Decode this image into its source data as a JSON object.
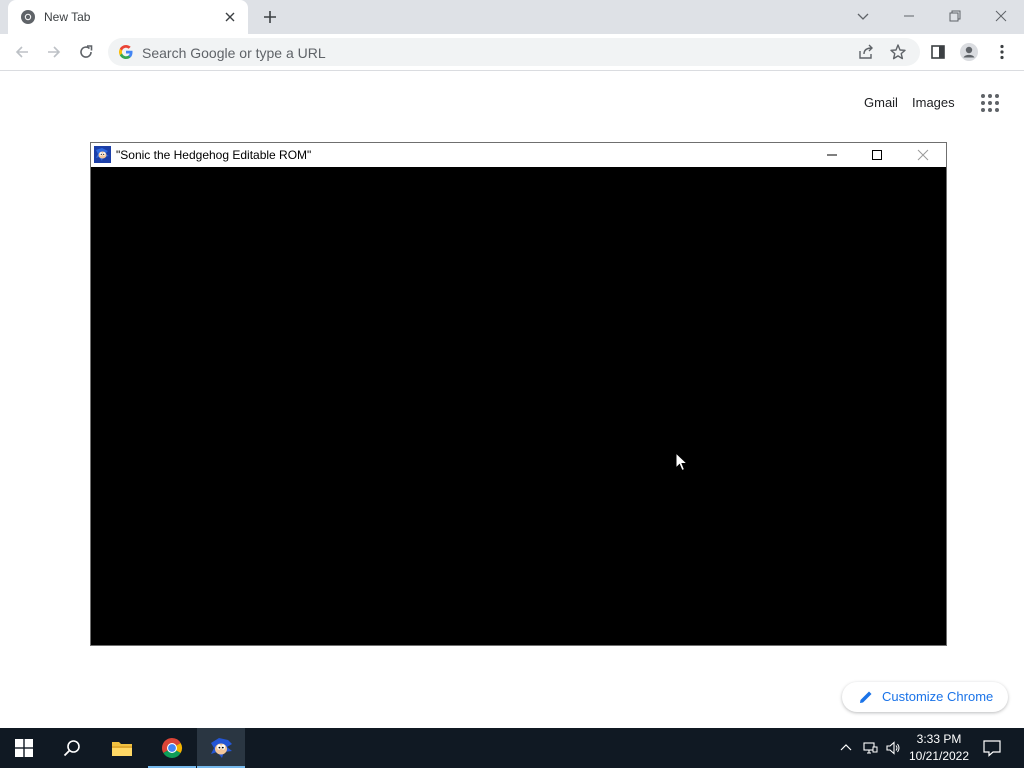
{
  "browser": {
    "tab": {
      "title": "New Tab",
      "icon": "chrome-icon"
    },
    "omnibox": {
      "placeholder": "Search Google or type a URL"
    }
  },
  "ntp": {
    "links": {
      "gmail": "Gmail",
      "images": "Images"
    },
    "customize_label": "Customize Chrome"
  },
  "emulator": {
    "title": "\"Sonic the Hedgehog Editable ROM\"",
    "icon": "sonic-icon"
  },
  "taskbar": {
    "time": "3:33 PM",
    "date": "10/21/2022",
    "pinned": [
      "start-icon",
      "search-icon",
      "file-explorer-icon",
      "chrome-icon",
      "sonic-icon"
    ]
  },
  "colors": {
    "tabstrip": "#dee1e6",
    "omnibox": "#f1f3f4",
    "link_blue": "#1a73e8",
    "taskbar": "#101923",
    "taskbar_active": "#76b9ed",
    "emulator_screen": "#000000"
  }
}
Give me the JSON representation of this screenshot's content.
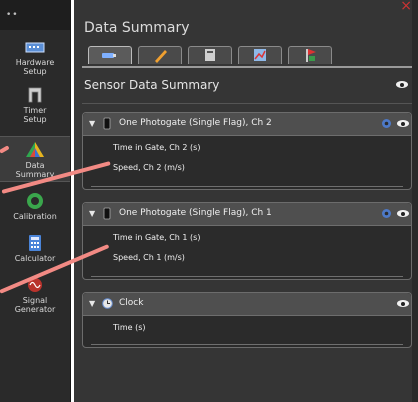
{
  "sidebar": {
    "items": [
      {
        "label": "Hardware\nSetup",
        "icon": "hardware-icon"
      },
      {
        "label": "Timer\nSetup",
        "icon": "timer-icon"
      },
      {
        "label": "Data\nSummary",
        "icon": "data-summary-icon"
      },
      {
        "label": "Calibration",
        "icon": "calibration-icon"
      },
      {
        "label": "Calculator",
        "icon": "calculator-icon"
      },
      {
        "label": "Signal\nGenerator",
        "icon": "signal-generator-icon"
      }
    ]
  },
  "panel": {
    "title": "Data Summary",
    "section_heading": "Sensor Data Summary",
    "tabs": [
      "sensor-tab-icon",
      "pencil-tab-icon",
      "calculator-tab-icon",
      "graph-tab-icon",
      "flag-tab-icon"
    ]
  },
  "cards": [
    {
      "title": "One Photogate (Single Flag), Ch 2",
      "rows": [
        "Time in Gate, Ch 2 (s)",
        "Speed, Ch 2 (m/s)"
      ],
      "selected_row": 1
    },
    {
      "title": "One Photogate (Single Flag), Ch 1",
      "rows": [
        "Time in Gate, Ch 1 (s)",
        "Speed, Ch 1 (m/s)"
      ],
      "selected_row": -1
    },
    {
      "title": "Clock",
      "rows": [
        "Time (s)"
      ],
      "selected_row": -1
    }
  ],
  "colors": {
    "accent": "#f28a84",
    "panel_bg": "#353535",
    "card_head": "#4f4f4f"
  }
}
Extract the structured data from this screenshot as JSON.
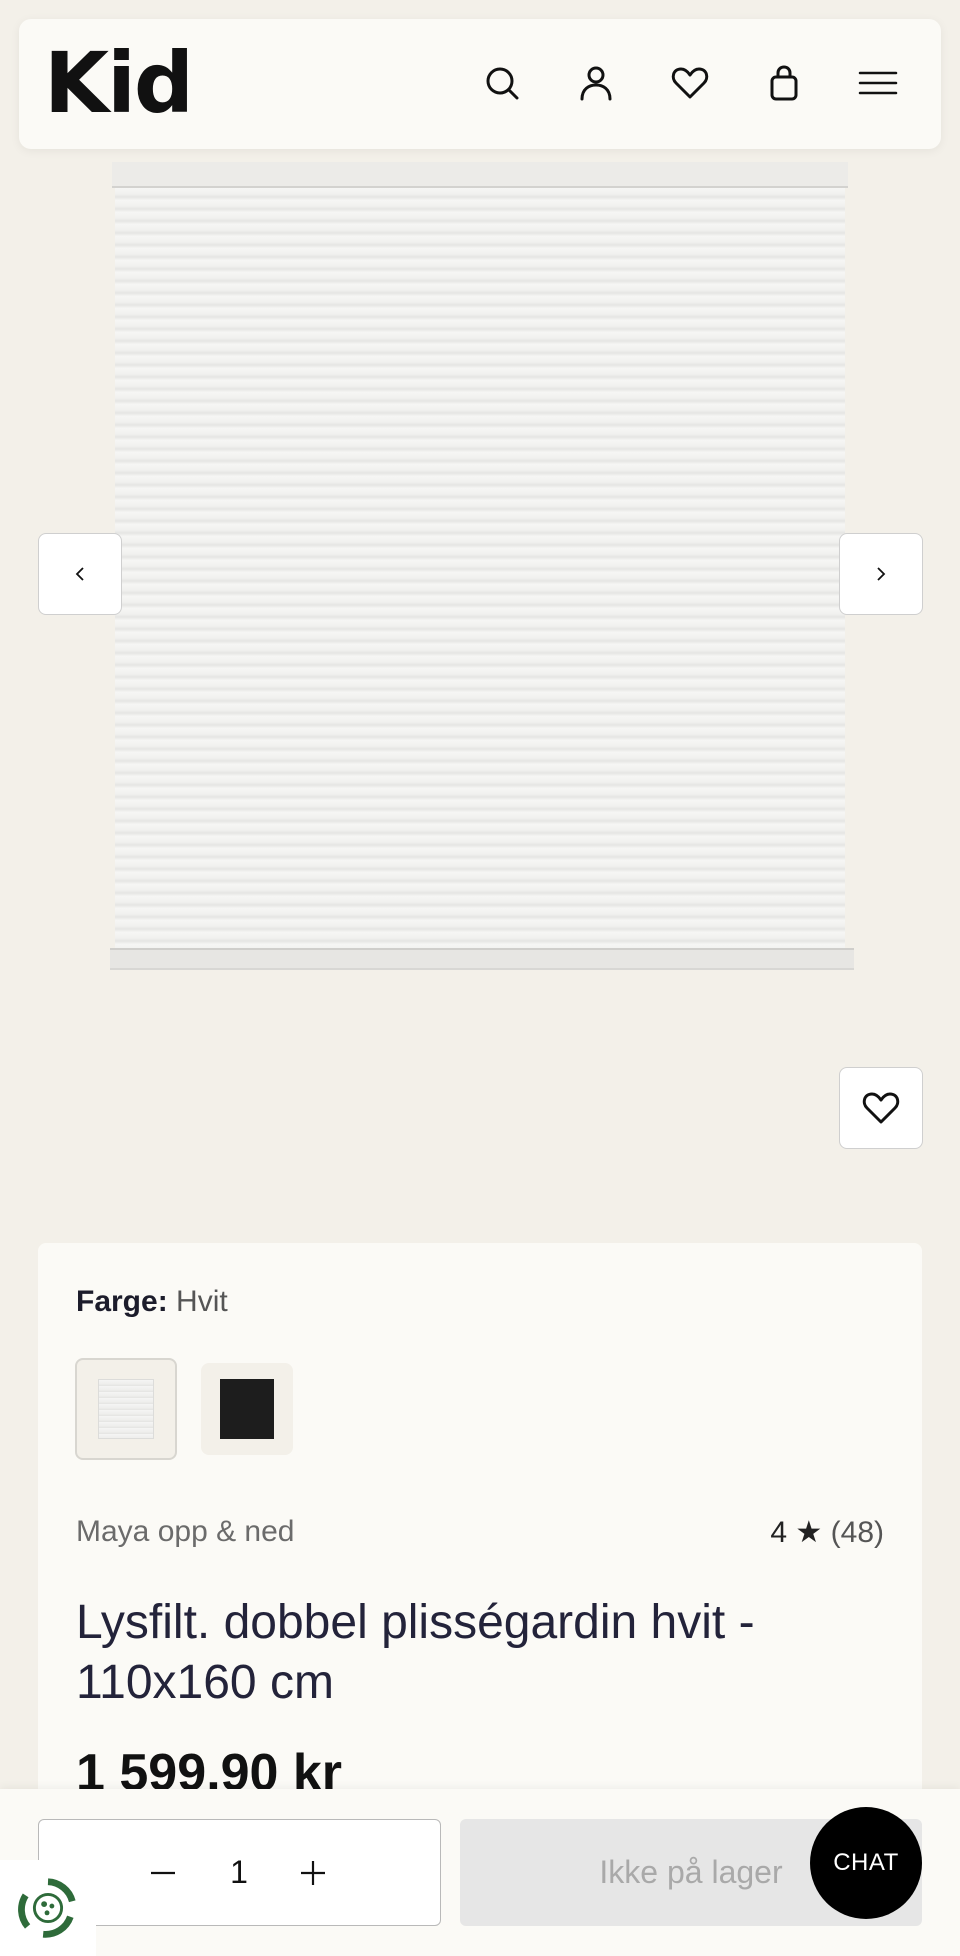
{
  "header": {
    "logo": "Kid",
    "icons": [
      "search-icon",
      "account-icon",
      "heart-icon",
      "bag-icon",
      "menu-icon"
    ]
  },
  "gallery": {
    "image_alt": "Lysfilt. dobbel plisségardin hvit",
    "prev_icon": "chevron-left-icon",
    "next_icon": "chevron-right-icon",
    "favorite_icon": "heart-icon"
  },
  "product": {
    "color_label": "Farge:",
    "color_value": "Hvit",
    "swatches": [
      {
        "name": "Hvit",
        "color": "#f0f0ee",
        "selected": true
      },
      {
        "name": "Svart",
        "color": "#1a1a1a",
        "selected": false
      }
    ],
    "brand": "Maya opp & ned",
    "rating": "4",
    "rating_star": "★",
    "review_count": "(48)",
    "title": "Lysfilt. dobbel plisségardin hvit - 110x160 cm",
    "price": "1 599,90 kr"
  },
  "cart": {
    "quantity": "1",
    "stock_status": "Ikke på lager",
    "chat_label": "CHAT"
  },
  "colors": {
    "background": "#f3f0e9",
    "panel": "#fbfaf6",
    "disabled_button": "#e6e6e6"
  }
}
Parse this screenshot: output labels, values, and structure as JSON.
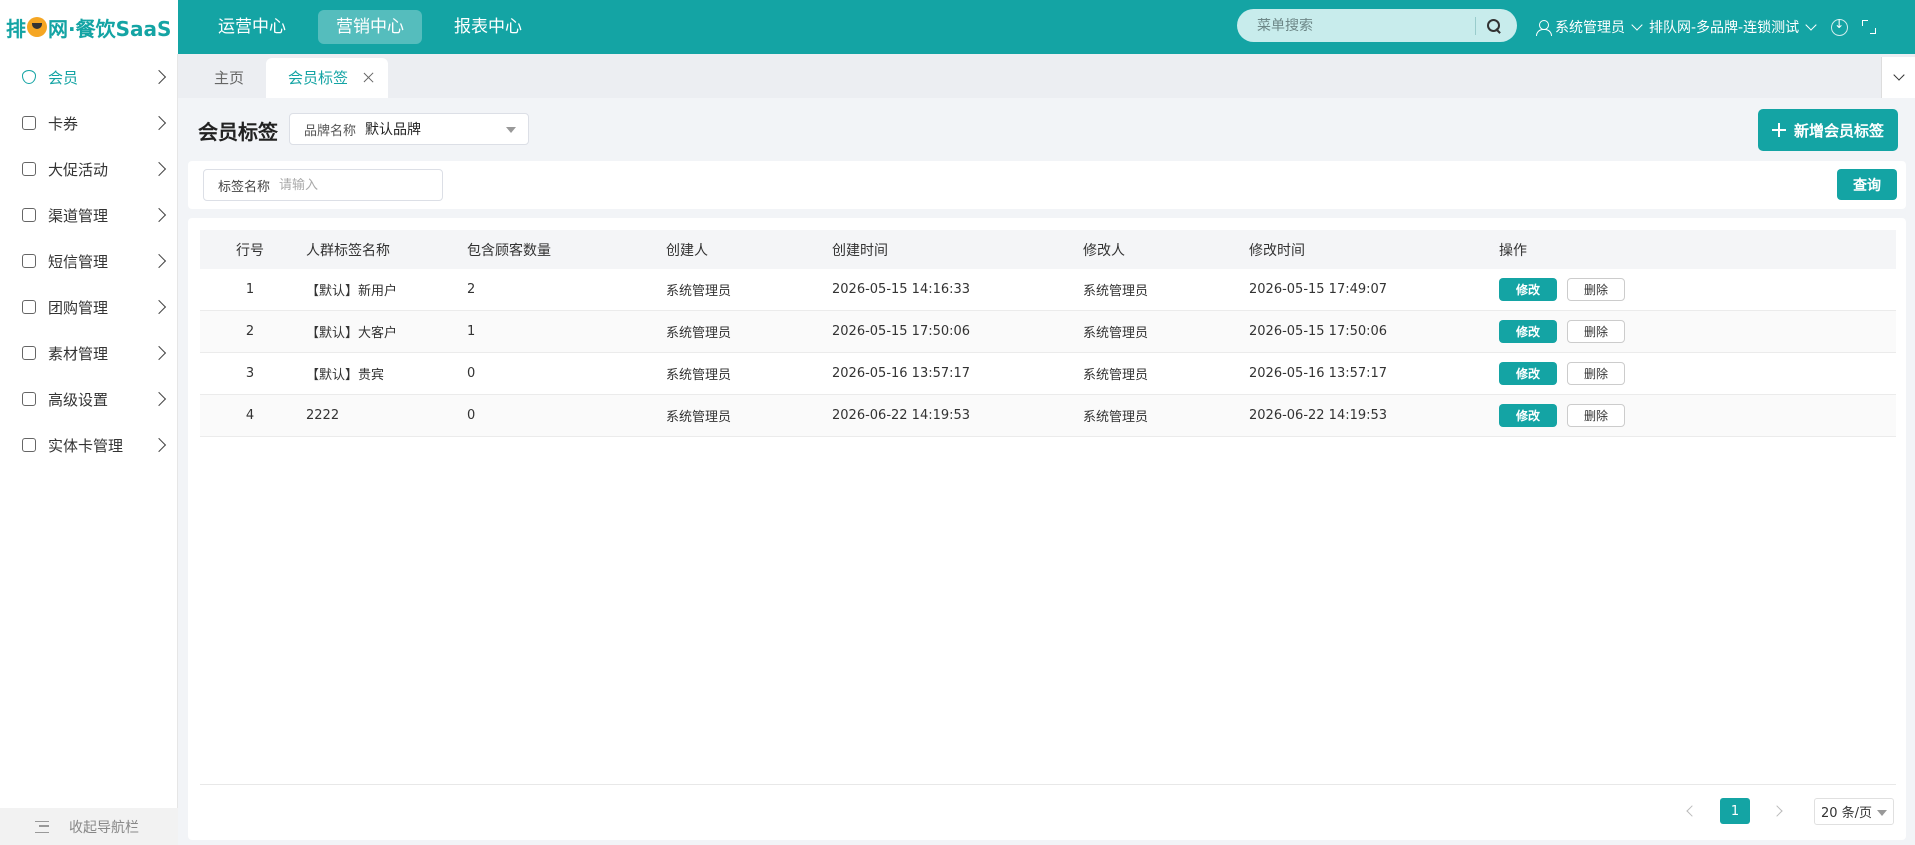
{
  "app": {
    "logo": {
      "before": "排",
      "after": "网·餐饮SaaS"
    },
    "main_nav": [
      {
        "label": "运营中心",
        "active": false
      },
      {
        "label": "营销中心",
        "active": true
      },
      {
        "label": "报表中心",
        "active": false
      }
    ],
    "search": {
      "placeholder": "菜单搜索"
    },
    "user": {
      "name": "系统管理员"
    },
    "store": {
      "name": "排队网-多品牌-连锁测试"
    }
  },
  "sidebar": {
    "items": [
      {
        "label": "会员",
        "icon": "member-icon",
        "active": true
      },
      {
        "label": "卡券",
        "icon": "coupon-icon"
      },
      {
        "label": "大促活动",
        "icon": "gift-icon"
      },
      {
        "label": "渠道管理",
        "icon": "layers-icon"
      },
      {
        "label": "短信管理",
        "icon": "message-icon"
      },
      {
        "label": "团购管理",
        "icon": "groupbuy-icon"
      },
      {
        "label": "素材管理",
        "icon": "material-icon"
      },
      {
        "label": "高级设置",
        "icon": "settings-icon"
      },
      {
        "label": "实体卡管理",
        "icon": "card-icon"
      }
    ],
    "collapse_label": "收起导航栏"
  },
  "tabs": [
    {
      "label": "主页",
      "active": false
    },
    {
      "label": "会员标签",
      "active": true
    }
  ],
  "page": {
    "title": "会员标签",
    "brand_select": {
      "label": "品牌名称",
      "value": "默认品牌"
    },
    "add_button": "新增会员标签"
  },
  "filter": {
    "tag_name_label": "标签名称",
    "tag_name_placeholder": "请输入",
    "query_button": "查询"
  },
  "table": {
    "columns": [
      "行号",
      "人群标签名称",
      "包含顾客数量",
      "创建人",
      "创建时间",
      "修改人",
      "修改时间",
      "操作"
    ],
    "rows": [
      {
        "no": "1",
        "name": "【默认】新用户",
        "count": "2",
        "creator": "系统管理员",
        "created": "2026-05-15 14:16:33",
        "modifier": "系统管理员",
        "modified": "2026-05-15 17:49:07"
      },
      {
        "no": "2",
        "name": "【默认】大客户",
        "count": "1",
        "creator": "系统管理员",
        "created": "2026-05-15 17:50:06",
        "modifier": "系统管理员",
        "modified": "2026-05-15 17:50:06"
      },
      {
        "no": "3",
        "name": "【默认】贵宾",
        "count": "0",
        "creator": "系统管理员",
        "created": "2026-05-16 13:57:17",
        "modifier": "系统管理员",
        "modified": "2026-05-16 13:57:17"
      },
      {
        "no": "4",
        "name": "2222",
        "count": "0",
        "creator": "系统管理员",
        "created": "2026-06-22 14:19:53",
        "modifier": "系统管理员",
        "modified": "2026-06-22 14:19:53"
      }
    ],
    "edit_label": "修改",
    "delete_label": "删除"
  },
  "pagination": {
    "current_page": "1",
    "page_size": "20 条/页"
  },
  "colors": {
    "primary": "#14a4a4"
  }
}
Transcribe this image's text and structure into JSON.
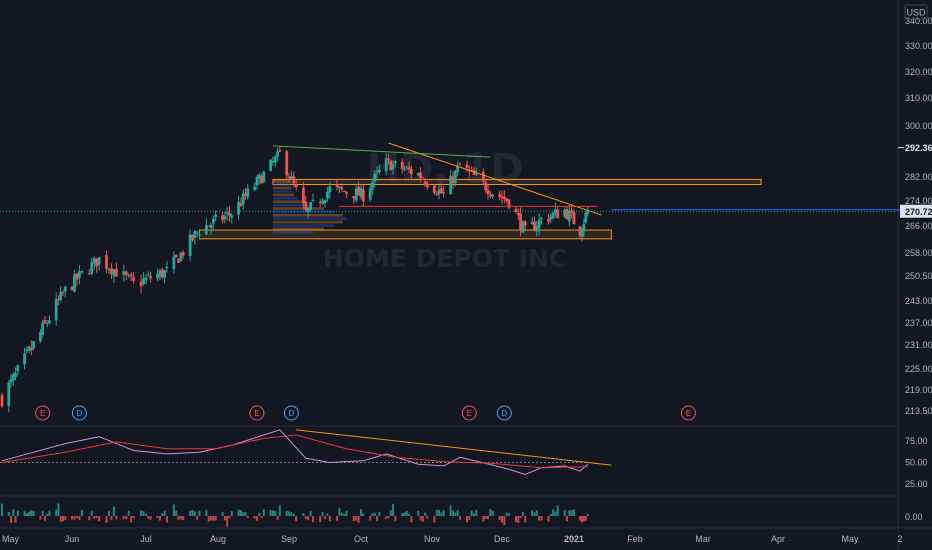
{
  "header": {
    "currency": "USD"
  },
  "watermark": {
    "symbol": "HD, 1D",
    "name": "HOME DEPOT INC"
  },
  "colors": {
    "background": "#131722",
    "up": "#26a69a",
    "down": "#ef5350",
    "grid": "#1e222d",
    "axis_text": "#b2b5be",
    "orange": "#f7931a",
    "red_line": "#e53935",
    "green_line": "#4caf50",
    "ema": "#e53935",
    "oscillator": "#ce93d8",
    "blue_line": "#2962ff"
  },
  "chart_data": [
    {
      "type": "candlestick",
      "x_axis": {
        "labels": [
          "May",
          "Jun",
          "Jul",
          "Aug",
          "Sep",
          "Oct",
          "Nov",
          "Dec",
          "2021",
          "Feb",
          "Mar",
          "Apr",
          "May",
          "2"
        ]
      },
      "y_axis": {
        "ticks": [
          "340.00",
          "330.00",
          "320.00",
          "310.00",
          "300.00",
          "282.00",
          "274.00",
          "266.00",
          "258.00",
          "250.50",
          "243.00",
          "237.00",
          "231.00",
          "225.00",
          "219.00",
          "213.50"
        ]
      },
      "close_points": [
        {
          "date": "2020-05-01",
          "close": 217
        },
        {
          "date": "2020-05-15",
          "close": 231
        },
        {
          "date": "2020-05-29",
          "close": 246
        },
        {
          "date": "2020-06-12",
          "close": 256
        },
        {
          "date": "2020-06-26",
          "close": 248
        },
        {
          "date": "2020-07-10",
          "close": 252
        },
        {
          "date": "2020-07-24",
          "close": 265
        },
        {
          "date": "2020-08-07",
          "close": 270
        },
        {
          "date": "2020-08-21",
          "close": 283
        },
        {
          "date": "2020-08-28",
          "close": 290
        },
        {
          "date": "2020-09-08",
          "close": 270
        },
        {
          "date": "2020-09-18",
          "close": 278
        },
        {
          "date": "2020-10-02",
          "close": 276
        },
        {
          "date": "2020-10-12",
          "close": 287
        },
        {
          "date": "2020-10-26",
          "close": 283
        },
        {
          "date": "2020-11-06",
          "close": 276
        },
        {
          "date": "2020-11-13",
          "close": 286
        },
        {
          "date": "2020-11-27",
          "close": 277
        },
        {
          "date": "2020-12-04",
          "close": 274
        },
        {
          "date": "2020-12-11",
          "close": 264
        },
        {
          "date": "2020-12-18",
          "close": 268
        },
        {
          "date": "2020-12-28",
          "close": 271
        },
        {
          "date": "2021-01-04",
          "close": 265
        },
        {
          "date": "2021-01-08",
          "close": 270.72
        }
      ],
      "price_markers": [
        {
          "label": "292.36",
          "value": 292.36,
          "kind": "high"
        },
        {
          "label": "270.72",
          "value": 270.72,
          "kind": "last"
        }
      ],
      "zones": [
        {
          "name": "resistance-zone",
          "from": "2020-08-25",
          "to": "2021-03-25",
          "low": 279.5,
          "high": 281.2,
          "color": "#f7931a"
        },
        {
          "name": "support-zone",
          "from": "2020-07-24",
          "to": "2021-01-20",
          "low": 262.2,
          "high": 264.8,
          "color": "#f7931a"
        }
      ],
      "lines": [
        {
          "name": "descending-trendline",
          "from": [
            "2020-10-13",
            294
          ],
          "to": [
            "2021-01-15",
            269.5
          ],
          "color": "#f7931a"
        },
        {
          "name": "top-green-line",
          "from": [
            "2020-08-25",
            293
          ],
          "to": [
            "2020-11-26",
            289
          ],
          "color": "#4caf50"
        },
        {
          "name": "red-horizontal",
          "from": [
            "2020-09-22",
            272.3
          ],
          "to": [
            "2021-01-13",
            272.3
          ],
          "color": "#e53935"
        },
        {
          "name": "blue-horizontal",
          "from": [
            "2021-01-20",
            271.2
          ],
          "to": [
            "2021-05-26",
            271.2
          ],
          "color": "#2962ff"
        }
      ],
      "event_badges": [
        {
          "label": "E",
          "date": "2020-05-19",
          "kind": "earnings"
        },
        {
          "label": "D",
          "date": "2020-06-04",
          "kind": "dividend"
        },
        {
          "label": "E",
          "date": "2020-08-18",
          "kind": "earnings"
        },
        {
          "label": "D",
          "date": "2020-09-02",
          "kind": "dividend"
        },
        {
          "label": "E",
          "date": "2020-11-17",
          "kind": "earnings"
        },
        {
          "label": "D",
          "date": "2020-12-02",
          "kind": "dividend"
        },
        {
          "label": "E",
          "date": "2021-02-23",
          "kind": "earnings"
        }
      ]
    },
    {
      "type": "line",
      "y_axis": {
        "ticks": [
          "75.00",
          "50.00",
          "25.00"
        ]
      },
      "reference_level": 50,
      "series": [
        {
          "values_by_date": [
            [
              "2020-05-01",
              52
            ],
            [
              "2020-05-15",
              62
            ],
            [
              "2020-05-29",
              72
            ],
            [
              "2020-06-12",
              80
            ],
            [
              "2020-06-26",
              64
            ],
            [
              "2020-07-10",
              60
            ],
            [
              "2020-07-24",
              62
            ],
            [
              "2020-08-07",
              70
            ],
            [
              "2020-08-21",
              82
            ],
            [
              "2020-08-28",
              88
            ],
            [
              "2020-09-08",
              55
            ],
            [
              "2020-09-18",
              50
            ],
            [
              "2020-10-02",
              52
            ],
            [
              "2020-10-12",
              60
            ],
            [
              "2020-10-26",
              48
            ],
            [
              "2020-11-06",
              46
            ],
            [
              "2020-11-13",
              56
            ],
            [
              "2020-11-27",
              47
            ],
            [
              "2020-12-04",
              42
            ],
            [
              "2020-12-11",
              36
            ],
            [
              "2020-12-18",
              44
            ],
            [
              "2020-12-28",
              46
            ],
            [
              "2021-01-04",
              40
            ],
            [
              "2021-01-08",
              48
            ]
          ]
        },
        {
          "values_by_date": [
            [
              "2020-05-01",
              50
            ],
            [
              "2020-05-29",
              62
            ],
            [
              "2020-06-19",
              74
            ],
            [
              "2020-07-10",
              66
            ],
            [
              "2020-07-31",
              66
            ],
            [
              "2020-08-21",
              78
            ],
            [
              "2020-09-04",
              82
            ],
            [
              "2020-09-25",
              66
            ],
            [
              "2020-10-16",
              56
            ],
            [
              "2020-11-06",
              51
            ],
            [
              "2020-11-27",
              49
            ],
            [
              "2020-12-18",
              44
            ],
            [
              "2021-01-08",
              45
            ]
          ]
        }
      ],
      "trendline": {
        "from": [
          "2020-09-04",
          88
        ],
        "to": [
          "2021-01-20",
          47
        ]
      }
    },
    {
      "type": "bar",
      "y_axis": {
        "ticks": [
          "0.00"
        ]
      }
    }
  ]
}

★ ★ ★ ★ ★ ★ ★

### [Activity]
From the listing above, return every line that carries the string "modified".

### [Answer space]
        "modified": "2026-05-15 17:49:07"
        "modified": "2026-05-15 17:50:06"
        "modified": "2026-05-16 13:57:17"
        "modified": "2026-06-22 14:19:53"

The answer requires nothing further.